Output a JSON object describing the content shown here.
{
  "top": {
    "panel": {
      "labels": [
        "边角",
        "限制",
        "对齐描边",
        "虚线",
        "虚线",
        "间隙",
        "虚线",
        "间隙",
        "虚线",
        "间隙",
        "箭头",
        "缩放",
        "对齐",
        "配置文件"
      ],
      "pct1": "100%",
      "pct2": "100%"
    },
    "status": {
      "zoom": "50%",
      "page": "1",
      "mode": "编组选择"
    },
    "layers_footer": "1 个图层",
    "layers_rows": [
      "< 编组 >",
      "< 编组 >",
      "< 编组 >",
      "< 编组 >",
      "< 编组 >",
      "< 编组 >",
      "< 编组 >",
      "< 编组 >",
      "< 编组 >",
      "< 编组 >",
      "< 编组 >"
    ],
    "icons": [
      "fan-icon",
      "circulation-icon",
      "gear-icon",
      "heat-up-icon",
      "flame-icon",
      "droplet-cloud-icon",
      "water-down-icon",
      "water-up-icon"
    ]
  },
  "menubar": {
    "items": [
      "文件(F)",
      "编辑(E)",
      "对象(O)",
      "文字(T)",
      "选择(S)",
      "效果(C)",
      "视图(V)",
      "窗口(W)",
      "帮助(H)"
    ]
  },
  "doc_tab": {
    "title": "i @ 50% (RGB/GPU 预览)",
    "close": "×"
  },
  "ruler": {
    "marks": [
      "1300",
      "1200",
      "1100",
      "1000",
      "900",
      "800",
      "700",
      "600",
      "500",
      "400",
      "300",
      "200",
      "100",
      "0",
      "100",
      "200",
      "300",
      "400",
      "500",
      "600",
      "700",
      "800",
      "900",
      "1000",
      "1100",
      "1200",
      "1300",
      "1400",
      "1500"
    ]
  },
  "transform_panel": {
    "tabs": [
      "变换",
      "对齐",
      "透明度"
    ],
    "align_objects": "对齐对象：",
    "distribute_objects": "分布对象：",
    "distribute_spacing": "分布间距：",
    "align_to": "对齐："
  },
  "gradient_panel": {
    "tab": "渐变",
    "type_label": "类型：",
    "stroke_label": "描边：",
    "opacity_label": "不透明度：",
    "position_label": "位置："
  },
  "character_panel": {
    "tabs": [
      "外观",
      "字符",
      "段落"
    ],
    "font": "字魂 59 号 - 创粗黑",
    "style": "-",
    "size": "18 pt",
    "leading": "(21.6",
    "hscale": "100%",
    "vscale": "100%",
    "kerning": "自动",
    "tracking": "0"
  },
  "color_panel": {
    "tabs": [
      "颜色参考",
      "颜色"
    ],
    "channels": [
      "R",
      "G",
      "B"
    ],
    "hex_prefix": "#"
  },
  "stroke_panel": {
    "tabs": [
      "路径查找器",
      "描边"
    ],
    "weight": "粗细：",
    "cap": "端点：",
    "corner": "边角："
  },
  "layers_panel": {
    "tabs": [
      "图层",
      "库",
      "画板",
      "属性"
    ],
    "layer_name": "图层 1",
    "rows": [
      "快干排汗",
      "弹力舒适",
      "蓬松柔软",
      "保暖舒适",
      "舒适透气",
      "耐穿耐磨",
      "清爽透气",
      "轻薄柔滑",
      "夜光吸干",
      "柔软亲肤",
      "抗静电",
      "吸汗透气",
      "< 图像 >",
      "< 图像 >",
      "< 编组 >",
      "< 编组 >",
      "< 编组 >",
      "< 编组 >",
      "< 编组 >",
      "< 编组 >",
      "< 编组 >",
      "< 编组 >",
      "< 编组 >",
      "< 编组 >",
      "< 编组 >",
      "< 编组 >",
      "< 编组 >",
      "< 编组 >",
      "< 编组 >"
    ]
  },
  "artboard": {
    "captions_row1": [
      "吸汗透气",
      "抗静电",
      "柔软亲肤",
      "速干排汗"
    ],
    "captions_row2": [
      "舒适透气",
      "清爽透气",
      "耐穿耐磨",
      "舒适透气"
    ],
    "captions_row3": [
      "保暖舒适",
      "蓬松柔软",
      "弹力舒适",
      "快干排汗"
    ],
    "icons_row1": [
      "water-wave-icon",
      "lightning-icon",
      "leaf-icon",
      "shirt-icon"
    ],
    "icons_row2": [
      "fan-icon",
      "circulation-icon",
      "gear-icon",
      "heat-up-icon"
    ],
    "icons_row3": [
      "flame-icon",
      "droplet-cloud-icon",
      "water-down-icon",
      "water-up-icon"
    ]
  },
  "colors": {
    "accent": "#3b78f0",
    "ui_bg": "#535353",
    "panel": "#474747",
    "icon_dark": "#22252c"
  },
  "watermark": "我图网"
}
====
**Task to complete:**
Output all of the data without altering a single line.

**Written answer:**
Output a JSON object describing the content shown here.
{
  "top": {
    "panel": {
      "labels": [
        "边角",
        "限制",
        "对齐描边",
        "虚线",
        "虚线",
        "间隙",
        "虚线",
        "间隙",
        "虚线",
        "间隙",
        "箭头",
        "缩放",
        "对齐",
        "配置文件"
      ],
      "pct1": "100%",
      "pct2": "100%"
    },
    "status": {
      "zoom": "50%",
      "page": "1",
      "mode": "编组选择"
    },
    "layers_footer": "1 个图层",
    "layers_rows": [
      "< 编组 >",
      "< 编组 >",
      "< 编组 >",
      "< 编组 >",
      "< 编组 >",
      "< 编组 >",
      "< 编组 >",
      "< 编组 >",
      "< 编组 >",
      "< 编组 >",
      "< 编组 >"
    ],
    "icons": [
      "fan-icon",
      "circulation-icon",
      "gear-icon",
      "heat-up-icon",
      "flame-icon",
      "droplet-cloud-icon",
      "water-down-icon",
      "water-up-icon"
    ]
  },
  "menubar": {
    "items": [
      "文件(F)",
      "编辑(E)",
      "对象(O)",
      "文字(T)",
      "选择(S)",
      "效果(C)",
      "视图(V)",
      "窗口(W)",
      "帮助(H)"
    ]
  },
  "doc_tab": {
    "title": "i @ 50% (RGB/GPU 预览)",
    "close": "×"
  },
  "ruler": {
    "marks": [
      "1300",
      "1200",
      "1100",
      "1000",
      "900",
      "800",
      "700",
      "600",
      "500",
      "400",
      "300",
      "200",
      "100",
      "0",
      "100",
      "200",
      "300",
      "400",
      "500",
      "600",
      "700",
      "800",
      "900",
      "1000",
      "1100",
      "1200",
      "1300",
      "1400",
      "1500"
    ]
  },
  "transform_panel": {
    "tabs": [
      "变换",
      "对齐",
      "透明度"
    ],
    "align_objects": "对齐对象：",
    "distribute_objects": "分布对象：",
    "distribute_spacing": "分布间距：",
    "align_to": "对齐："
  },
  "gradient_panel": {
    "tab": "渐变",
    "type_label": "类型：",
    "stroke_label": "描边：",
    "opacity_label": "不透明度：",
    "position_label": "位置："
  },
  "character_panel": {
    "tabs": [
      "外观",
      "字符",
      "段落"
    ],
    "font": "字魂 59 号 - 创粗黑",
    "style": "-",
    "size": "18 pt",
    "leading": "(21.6",
    "hscale": "100%",
    "vscale": "100%",
    "kerning": "自动",
    "tracking": "0"
  },
  "color_panel": {
    "tabs": [
      "颜色参考",
      "颜色"
    ],
    "channels": [
      "R",
      "G",
      "B"
    ],
    "hex_prefix": "#"
  },
  "stroke_panel": {
    "tabs": [
      "路径查找器",
      "描边"
    ],
    "weight": "粗细：",
    "cap": "端点：",
    "corner": "边角："
  },
  "layers_panel": {
    "tabs": [
      "图层",
      "库",
      "画板",
      "属性"
    ],
    "layer_name": "图层 1",
    "rows": [
      "快干排汗",
      "弹力舒适",
      "蓬松柔软",
      "保暖舒适",
      "舒适透气",
      "耐穿耐磨",
      "清爽透气",
      "轻薄柔滑",
      "夜光吸干",
      "柔软亲肤",
      "抗静电",
      "吸汗透气",
      "< 图像 >",
      "< 图像 >",
      "< 编组 >",
      "< 编组 >",
      "< 编组 >",
      "< 编组 >",
      "< 编组 >",
      "< 编组 >",
      "< 编组 >",
      "< 编组 >",
      "< 编组 >",
      "< 编组 >",
      "< 编组 >",
      "< 编组 >",
      "< 编组 >",
      "< 编组 >",
      "< 编组 >"
    ]
  },
  "artboard": {
    "captions_row1": [
      "吸汗透气",
      "抗静电",
      "柔软亲肤",
      "速干排汗"
    ],
    "captions_row2": [
      "舒适透气",
      "清爽透气",
      "耐穿耐磨",
      "舒适透气"
    ],
    "captions_row3": [
      "保暖舒适",
      "蓬松柔软",
      "弹力舒适",
      "快干排汗"
    ],
    "icons_row1": [
      "water-wave-icon",
      "lightning-icon",
      "leaf-icon",
      "shirt-icon"
    ],
    "icons_row2": [
      "fan-icon",
      "circulation-icon",
      "gear-icon",
      "heat-up-icon"
    ],
    "icons_row3": [
      "flame-icon",
      "droplet-cloud-icon",
      "water-down-icon",
      "water-up-icon"
    ]
  },
  "colors": {
    "accent": "#3b78f0",
    "ui_bg": "#535353",
    "panel": "#474747",
    "icon_dark": "#22252c"
  },
  "watermark": "我图网"
}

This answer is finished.